#### PROBLEM DESCRIPTION
Output the whole listing again, exactly as it reads.

#### RECORDED INFORMATION
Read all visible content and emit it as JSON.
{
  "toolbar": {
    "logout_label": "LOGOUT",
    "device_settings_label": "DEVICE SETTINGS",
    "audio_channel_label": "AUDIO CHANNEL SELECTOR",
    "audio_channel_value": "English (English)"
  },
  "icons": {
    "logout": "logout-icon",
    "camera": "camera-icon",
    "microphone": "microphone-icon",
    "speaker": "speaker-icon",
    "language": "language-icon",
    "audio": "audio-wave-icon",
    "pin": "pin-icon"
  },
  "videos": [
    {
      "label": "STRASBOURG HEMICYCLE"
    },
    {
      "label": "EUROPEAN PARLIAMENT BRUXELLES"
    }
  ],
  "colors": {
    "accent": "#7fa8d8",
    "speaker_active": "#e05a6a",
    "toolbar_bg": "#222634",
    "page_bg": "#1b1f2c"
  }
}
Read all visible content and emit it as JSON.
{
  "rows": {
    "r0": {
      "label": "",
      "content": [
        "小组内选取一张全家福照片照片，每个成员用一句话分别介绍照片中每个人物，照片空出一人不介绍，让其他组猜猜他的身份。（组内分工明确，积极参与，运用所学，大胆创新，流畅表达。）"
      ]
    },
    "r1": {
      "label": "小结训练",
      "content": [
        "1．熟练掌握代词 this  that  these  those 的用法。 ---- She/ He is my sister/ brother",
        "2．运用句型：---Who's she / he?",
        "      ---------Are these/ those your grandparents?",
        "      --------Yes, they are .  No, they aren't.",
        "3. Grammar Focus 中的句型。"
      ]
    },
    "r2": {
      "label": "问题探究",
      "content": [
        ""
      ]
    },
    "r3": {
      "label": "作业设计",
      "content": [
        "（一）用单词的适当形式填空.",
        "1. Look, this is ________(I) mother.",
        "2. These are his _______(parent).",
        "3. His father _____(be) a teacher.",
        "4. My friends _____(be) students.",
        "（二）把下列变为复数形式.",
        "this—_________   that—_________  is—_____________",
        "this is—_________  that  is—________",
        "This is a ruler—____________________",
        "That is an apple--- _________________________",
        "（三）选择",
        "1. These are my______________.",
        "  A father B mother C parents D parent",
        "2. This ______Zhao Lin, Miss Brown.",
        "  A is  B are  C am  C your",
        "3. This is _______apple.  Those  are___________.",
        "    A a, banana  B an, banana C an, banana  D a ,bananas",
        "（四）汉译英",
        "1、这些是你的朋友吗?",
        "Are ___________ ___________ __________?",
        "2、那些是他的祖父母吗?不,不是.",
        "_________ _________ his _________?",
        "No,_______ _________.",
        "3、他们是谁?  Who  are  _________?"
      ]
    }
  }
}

#### TASK OUTPUT
Read all visible content and emit it as JSON.
{
  "toolbar": {
    "logout_label": "LOGOUT",
    "device_settings_label": "DEVICE SETTINGS",
    "audio_channel_label": "AUDIO CHANNEL SELECTOR",
    "audio_channel_value": "English (English)"
  },
  "icons": {
    "logout": "logout-icon",
    "camera": "camera-icon",
    "microphone": "microphone-icon",
    "speaker": "speaker-icon",
    "language": "language-icon",
    "audio": "audio-wave-icon",
    "pin": "pin-icon"
  },
  "videos": [
    {
      "label": "STRASBOURG HEMICYCLE"
    },
    {
      "label": "EUROPEAN PARLIAMENT BRUXELLES"
    }
  ],
  "colors": {
    "accent": "#7fa8d8",
    "speaker_active": "#e05a6a",
    "toolbar_bg": "#222634",
    "page_bg": "#1b1f2c"
  }
}
Read all visible content and emit it as JSON.
{
  "rows": {
    "r0": {
      "label": "",
      "content": [
        "小组内选取一张全家福照片照片，每个成员用一句话分别介绍照片中每个人物，照片空出一人不介绍，让其他组猜猜他的身份。（组内分工明确，积极参与，运用所学，大胆创新，流畅表达。）"
      ]
    },
    "r1": {
      "label": "小结训练",
      "content": [
        "1．熟练掌握代词 this  that  these  those 的用法。 ---- She/ He is my sister/ brother",
        "2．运用句型：---Who's she / he?",
        "      ---------Are these/ those your grandparents?",
        "      --------Yes, they are .  No, they aren't.",
        "3. Grammar Focus 中的句型。"
      ]
    },
    "r2": {
      "label": "问题探究",
      "content": [
        ""
      ]
    },
    "r3": {
      "label": "作业设计",
      "content": [
        "（一）用单词的适当形式填空.",
        "1. Look, this is ________(I) mother.",
        "2. These are his _______(parent).",
        "3. His father _____(be) a teacher.",
        "4. My friends _____(be) students.",
        "（二）把下列变为复数形式.",
        "this—_________   that—_________  is—_____________",
        "this is—_________  that  is—________",
        "This is a ruler—____________________",
        "That is an apple--- _________________________",
        "（三）选择",
        "1. These are my______________.",
        "  A father B mother C parents D parent",
        "2. This ______Zhao Lin, Miss Brown.",
        "  A is  B are  C am  C your",
        "3. This is _______apple.  Those  are___________.",
        "    A a, banana  B an, banana C an, banana  D a ,bananas",
        "（四）汉译英",
        "1、这些是你的朋友吗?",
        "Are ___________ ___________ __________?",
        "2、那些是他的祖父母吗?不,不是.",
        "_________ _________ his _________?",
        "No,_______ _________.",
        "3、他们是谁?  Who  are  _________?"
      ]
    }
  }
}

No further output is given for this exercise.